▶ _WHAT YOU NEED TO DO_
Repeat the listing exactly. Any picture in it should be left out of the copy.

▶ _DATA_
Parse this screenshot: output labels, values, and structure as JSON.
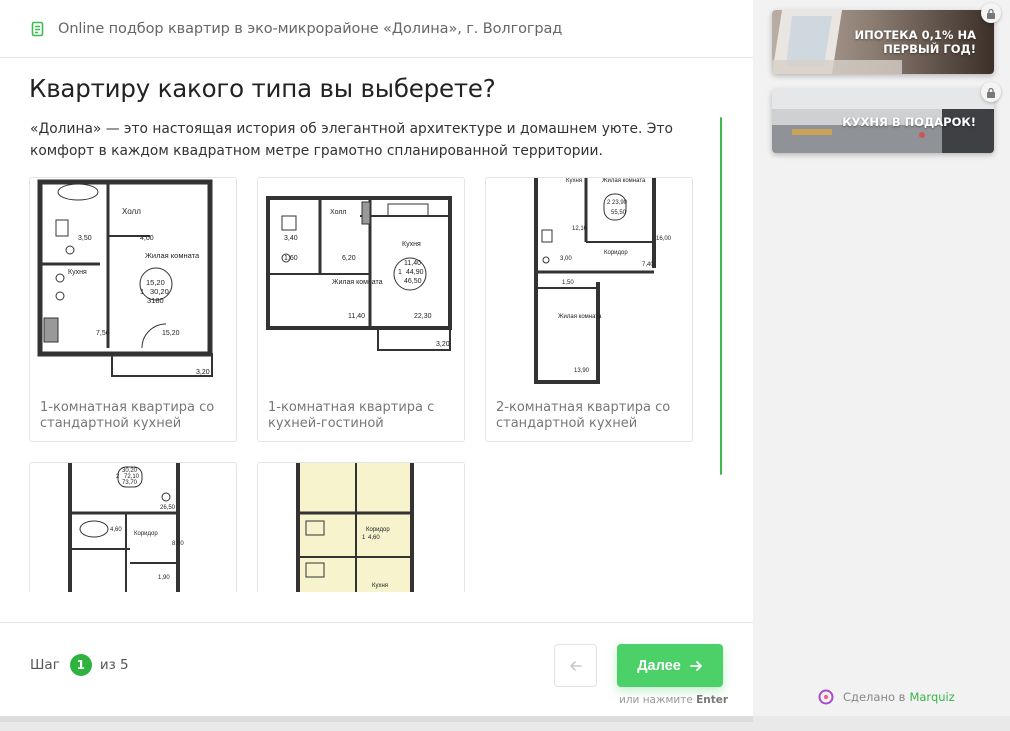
{
  "header": {
    "title": "Online подбор квартир в эко-микрорайоне «Долина», г. Волгоград",
    "icon": "document-list-icon"
  },
  "question": {
    "title": "Квартиру какого типа вы выберете?",
    "description": "«Долина» — это настоящая история об элегантной архитектуре и домашнем уюте. Это комфорт в каждом квадратном метре грамотно спланированной территории."
  },
  "cards": [
    {
      "caption": "1-комнатная квартира со стандартной кухней"
    },
    {
      "caption": "1-комнатная квартира с кухней-гостиной"
    },
    {
      "caption": "2-комнатная квартира со стандартной кухней"
    },
    {
      "caption": ""
    },
    {
      "caption": ""
    }
  ],
  "plan_labels": {
    "c1": {
      "hall": "Холл",
      "living": "Жилая комната",
      "kitchen": "Кухня",
      "n1": "3,50",
      "n2": "4,00",
      "n3": "15,20",
      "n4": "1",
      "n5": "30,20",
      "n6": "3180",
      "n7": "7,50",
      "n8": "15,20",
      "n9": "3,20"
    },
    "c2": {
      "hall": "Холл",
      "kitchen": "Кухня",
      "living": "Жилая комната",
      "n1": "3,40",
      "n2": "1,60",
      "n3": "6,20",
      "n4": "11,40",
      "n5": "1",
      "n6": "44,90",
      "n7": "46,50",
      "n8": "11,40",
      "n9": "22,30",
      "n10": "3,20"
    },
    "c3": {
      "kitchen": "Кухня",
      "living": "Жилая комната",
      "living2": "Жилая комната",
      "corridor": "Коридор",
      "n1": "2",
      "n2": "23,90",
      "n3": "55,50",
      "n4": "12,10",
      "n5": "3,00",
      "n6": "1,50",
      "n7": "16,00",
      "n8": "7,40",
      "n9": "13,90"
    },
    "c4": {
      "corridor": "Коридор",
      "n1": "30,20",
      "n2": "2",
      "n3": "72,10",
      "n4": "73,70",
      "n5": "26,50",
      "n6": "4,60",
      "n7": "8,90",
      "n8": "1,90"
    },
    "c5": {
      "corridor": "Коридор",
      "kitchen": "Кухня",
      "n1": "1",
      "n2": "4,60"
    }
  },
  "footer": {
    "step_label": "Шаг",
    "step_current": "1",
    "step_of": "из 5",
    "next_label": "Далее",
    "hint_prefix": "или нажмите",
    "hint_key": "Enter"
  },
  "sidebar": {
    "promos": [
      {
        "text": "ИПОТЕКА 0,1% НА ПЕРВЫЙ ГОД!",
        "line1": "ИПОТЕКА 0,1% НА",
        "line2": "ПЕРВЫЙ ГОД!"
      },
      {
        "text": "КУХНЯ В ПОДАРОК!"
      }
    ],
    "made_with": "Сделано в",
    "brand": "Marquiz"
  },
  "colors": {
    "accent": "#4cd168",
    "accent_dark": "#2fb33f",
    "text": "#222222",
    "muted": "#777777"
  }
}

▶ _SOLVED EXERCISE_
Parse this screenshot: output labels, values, and structure as JSON.
{
  "header": {
    "title": "Online подбор квартир в эко-микрорайоне «Долина», г. Волгоград",
    "icon": "document-list-icon"
  },
  "question": {
    "title": "Квартиру какого типа вы выберете?",
    "description": "«Долина» — это настоящая история об элегантной архитектуре и домашнем уюте. Это комфорт в каждом квадратном метре грамотно спланированной территории."
  },
  "cards": [
    {
      "caption": "1-комнатная квартира со стандартной кухней"
    },
    {
      "caption": "1-комнатная квартира с кухней-гостиной"
    },
    {
      "caption": "2-комнатная квартира со стандартной кухней"
    },
    {
      "caption": ""
    },
    {
      "caption": ""
    }
  ],
  "plan_labels": {
    "c1": {
      "hall": "Холл",
      "living": "Жилая комната",
      "kitchen": "Кухня",
      "n1": "3,50",
      "n2": "4,00",
      "n3": "15,20",
      "n4": "1",
      "n5": "30,20",
      "n6": "3180",
      "n7": "7,50",
      "n8": "15,20",
      "n9": "3,20"
    },
    "c2": {
      "hall": "Холл",
      "kitchen": "Кухня",
      "living": "Жилая комната",
      "n1": "3,40",
      "n2": "1,60",
      "n3": "6,20",
      "n4": "11,40",
      "n5": "1",
      "n6": "44,90",
      "n7": "46,50",
      "n8": "11,40",
      "n9": "22,30",
      "n10": "3,20"
    },
    "c3": {
      "kitchen": "Кухня",
      "living": "Жилая комната",
      "living2": "Жилая комната",
      "corridor": "Коридор",
      "n1": "2",
      "n2": "23,90",
      "n3": "55,50",
      "n4": "12,10",
      "n5": "3,00",
      "n6": "1,50",
      "n7": "16,00",
      "n8": "7,40",
      "n9": "13,90"
    },
    "c4": {
      "corridor": "Коридор",
      "n1": "30,20",
      "n2": "2",
      "n3": "72,10",
      "n4": "73,70",
      "n5": "26,50",
      "n6": "4,60",
      "n7": "8,90",
      "n8": "1,90"
    },
    "c5": {
      "corridor": "Коридор",
      "kitchen": "Кухня",
      "n1": "1",
      "n2": "4,60"
    }
  },
  "footer": {
    "step_label": "Шаг",
    "step_current": "1",
    "step_of": "из 5",
    "next_label": "Далее",
    "hint_prefix": "или нажмите",
    "hint_key": "Enter"
  },
  "sidebar": {
    "promos": [
      {
        "text": "ИПОТЕКА 0,1% НА ПЕРВЫЙ ГОД!",
        "line1": "ИПОТЕКА 0,1% НА",
        "line2": "ПЕРВЫЙ ГОД!"
      },
      {
        "text": "КУХНЯ В ПОДАРОК!"
      }
    ],
    "made_with": "Сделано в",
    "brand": "Marquiz"
  },
  "colors": {
    "accent": "#4cd168",
    "accent_dark": "#2fb33f",
    "text": "#222222",
    "muted": "#777777"
  }
}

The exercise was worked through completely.